Data about app and page elements
*** Begin section ***
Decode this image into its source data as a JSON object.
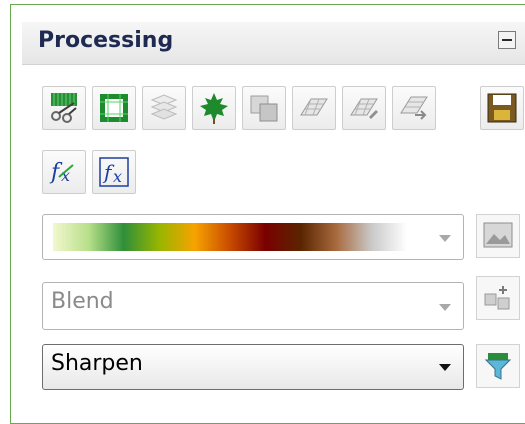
{
  "panel": {
    "title": "Processing"
  },
  "toolbar": {
    "row1": [
      {
        "icon": "cut-tool-icon"
      },
      {
        "icon": "grid-frame-icon"
      },
      {
        "icon": "layers-icon"
      },
      {
        "icon": "maple-leaf-icon"
      },
      {
        "icon": "overlapping-squares-icon"
      },
      {
        "icon": "grid-layer-icon"
      },
      {
        "icon": "grid-layer-edit-icon"
      },
      {
        "icon": "grid-layer-arrow-icon"
      },
      {
        "icon": "save-icon"
      }
    ],
    "row2": [
      {
        "icon": "function-icon"
      },
      {
        "icon": "function-box-icon"
      }
    ]
  },
  "colormap": {
    "colors": [
      "#f2f7cf",
      "#b8e08a",
      "#2f8f3a",
      "#97b500",
      "#f7a300",
      "#c84b00",
      "#7a0000",
      "#5a2500",
      "#a86a3e",
      "#c9c9c9",
      "#ffffff"
    ]
  },
  "blend_select": {
    "value": "Blend"
  },
  "filter_select": {
    "value": "Sharpen"
  },
  "side_buttons": [
    "image-icon",
    "add-tile-icon",
    "filter-funnel-icon"
  ]
}
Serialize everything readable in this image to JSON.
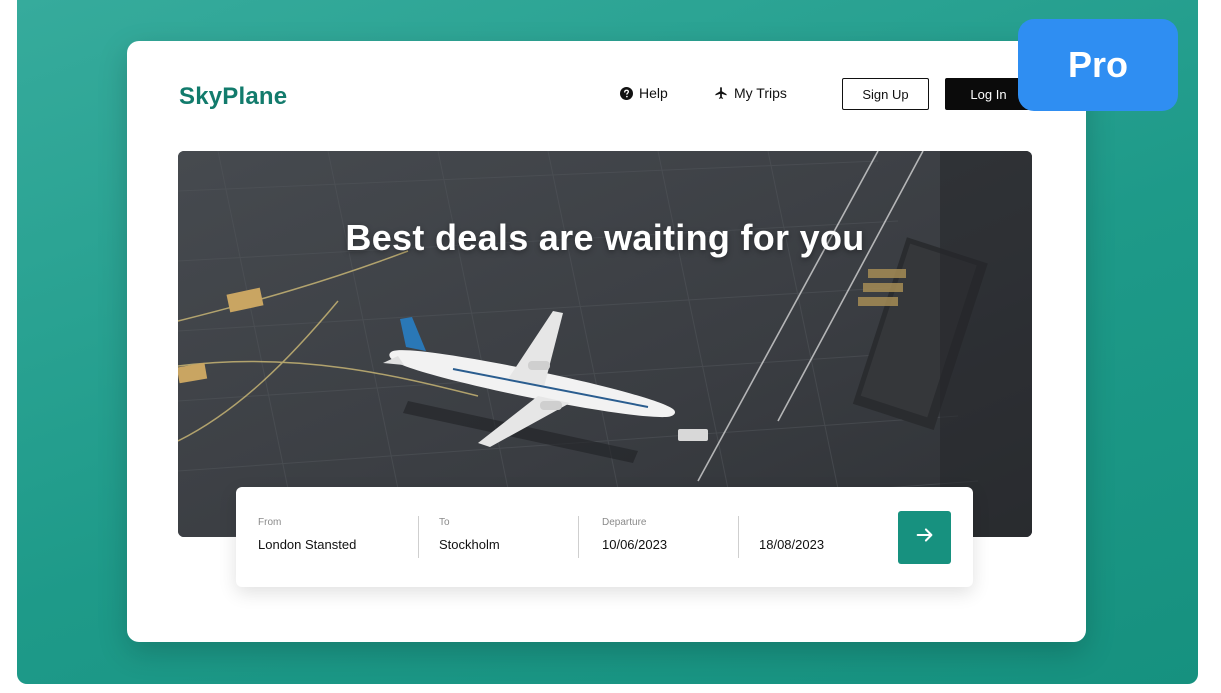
{
  "brand": {
    "name": "SkyPlane"
  },
  "nav": {
    "help_label": "Help",
    "trips_label": "My Trips",
    "signup_label": "Sign Up",
    "login_label": "Log In"
  },
  "hero": {
    "title": "Best deals are waiting for you"
  },
  "search": {
    "from": {
      "label": "From",
      "value": "London Stansted"
    },
    "to": {
      "label": "To",
      "value": "Stockholm"
    },
    "departure": {
      "label": "Departure",
      "value": "10/06/2023"
    },
    "return": {
      "label": "",
      "value": "18/08/2023"
    }
  },
  "badge": {
    "label": "Pro"
  },
  "colors": {
    "accent": "#17917f",
    "brand_text": "#127b6c",
    "badge": "#2f8ef2",
    "background": "#1e9a89"
  },
  "icons": {
    "help": "question-circle-icon",
    "trips": "airplane-icon",
    "submit": "arrow-right-icon"
  }
}
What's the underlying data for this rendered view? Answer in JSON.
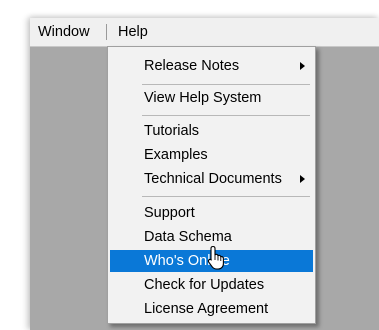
{
  "menubar": {
    "window_label": "Window",
    "help_label": "Help"
  },
  "help_menu": {
    "items": [
      {
        "label": "Release Notes",
        "has_submenu": true
      },
      {
        "label": "View Help System",
        "has_submenu": false
      },
      {
        "label": "Tutorials",
        "has_submenu": false
      },
      {
        "label": "Examples",
        "has_submenu": false
      },
      {
        "label": "Technical Documents",
        "has_submenu": true
      },
      {
        "label": "Support",
        "has_submenu": false
      },
      {
        "label": "Data Schema",
        "has_submenu": false
      },
      {
        "label": "Who's Online",
        "has_submenu": false,
        "highlighted": true
      },
      {
        "label": "Check for Updates",
        "has_submenu": false
      },
      {
        "label": "License Agreement",
        "has_submenu": false
      }
    ]
  },
  "colors": {
    "highlight": "#0a78d7",
    "menu_background": "#f2f2f2",
    "workspace": "#a8a8a8"
  },
  "icons": {
    "cursor": "mouse-pointer-hand-icon",
    "submenu": "chevron-right-icon"
  }
}
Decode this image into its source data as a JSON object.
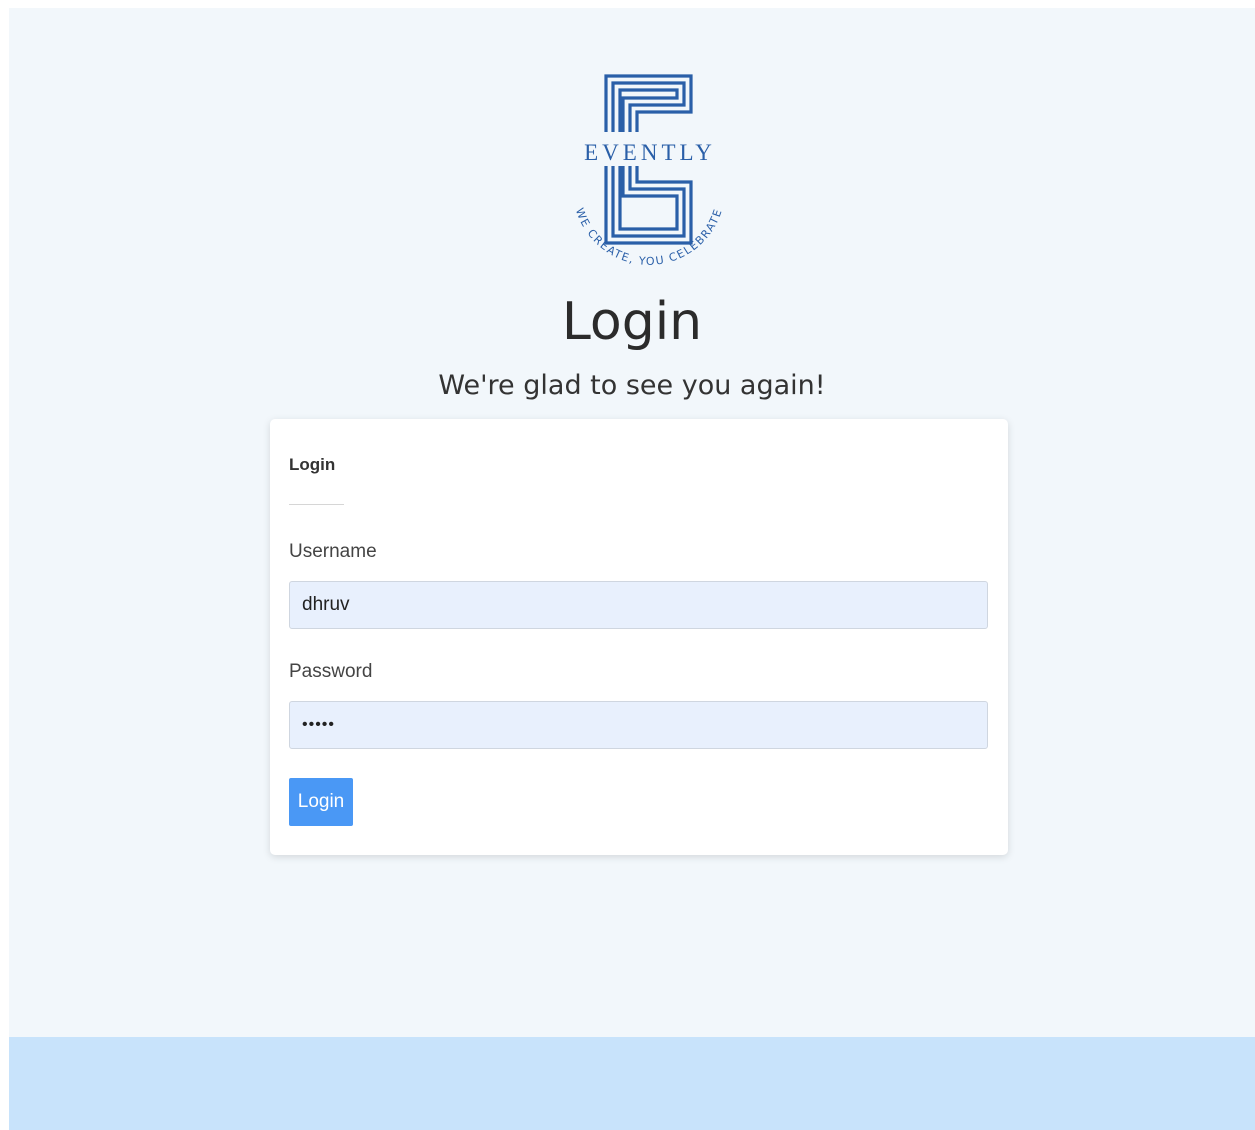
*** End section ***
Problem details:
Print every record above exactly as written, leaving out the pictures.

Reply to the task:
Decode this image into its source data as a JSON object.
{
  "panel": {
    "title": "Processing"
  },
  "toolbar": {
    "row1": [
      {
        "icon": "cut-tool-icon"
      },
      {
        "icon": "grid-frame-icon"
      },
      {
        "icon": "layers-icon"
      },
      {
        "icon": "maple-leaf-icon"
      },
      {
        "icon": "overlapping-squares-icon"
      },
      {
        "icon": "grid-layer-icon"
      },
      {
        "icon": "grid-layer-edit-icon"
      },
      {
        "icon": "grid-layer-arrow-icon"
      },
      {
        "icon": "save-icon"
      }
    ],
    "row2": [
      {
        "icon": "function-icon"
      },
      {
        "icon": "function-box-icon"
      }
    ]
  },
  "colormap": {
    "colors": [
      "#f2f7cf",
      "#b8e08a",
      "#2f8f3a",
      "#97b500",
      "#f7a300",
      "#c84b00",
      "#7a0000",
      "#5a2500",
      "#a86a3e",
      "#c9c9c9",
      "#ffffff"
    ]
  },
  "blend_select": {
    "value": "Blend"
  },
  "filter_select": {
    "value": "Sharpen"
  },
  "side_buttons": [
    "image-icon",
    "add-tile-icon",
    "filter-funnel-icon"
  ]
}
Serialize everything readable in this image to JSON.
{
  "brand": {
    "name": "SkyPlane"
  },
  "nav": {
    "help_label": "Help",
    "trips_label": "My Trips",
    "signup_label": "Sign Up",
    "login_label": "Log In"
  },
  "hero": {
    "title": "Best deals are waiting for you"
  },
  "search": {
    "from": {
      "label": "From",
      "value": "London Stansted"
    },
    "to": {
      "label": "To",
      "value": "Stockholm"
    },
    "departure": {
      "label": "Departure",
      "value": "10/06/2023"
    },
    "return": {
      "label": "",
      "value": "18/08/2023"
    }
  },
  "badge": {
    "label": "Pro"
  },
  "colors": {
    "accent": "#17917f",
    "brand_text": "#127b6c",
    "badge": "#2f8ef2",
    "background": "#1e9a89"
  },
  "icons": {
    "help": "question-circle-icon",
    "trips": "airplane-icon",
    "submit": "arrow-right-icon"
  }
}
What's the underlying data for this rendered view? Answer in JSON.
{
  "menubar": {
    "window_label": "Window",
    "help_label": "Help"
  },
  "help_menu": {
    "items": [
      {
        "label": "Release Notes",
        "has_submenu": true
      },
      {
        "label": "View Help System",
        "has_submenu": false
      },
      {
        "label": "Tutorials",
        "has_submenu": false
      },
      {
        "label": "Examples",
        "has_submenu": false
      },
      {
        "label": "Technical Documents",
        "has_submenu": true
      },
      {
        "label": "Support",
        "has_submenu": false
      },
      {
        "label": "Data Schema",
        "has_submenu": false
      },
      {
        "label": "Who's Online",
        "has_submenu": false,
        "highlighted": true
      },
      {
        "label": "Check for Updates",
        "has_submenu": false
      },
      {
        "label": "License Agreement",
        "has_submenu": false
      }
    ]
  },
  "colors": {
    "highlight": "#0a78d7",
    "menu_background": "#f2f2f2",
    "workspace": "#a8a8a8"
  },
  "icons": {
    "cursor": "mouse-pointer-hand-icon",
    "submenu": "chevron-right-icon"
  }
}
Decode this image into its source data as a JSON object.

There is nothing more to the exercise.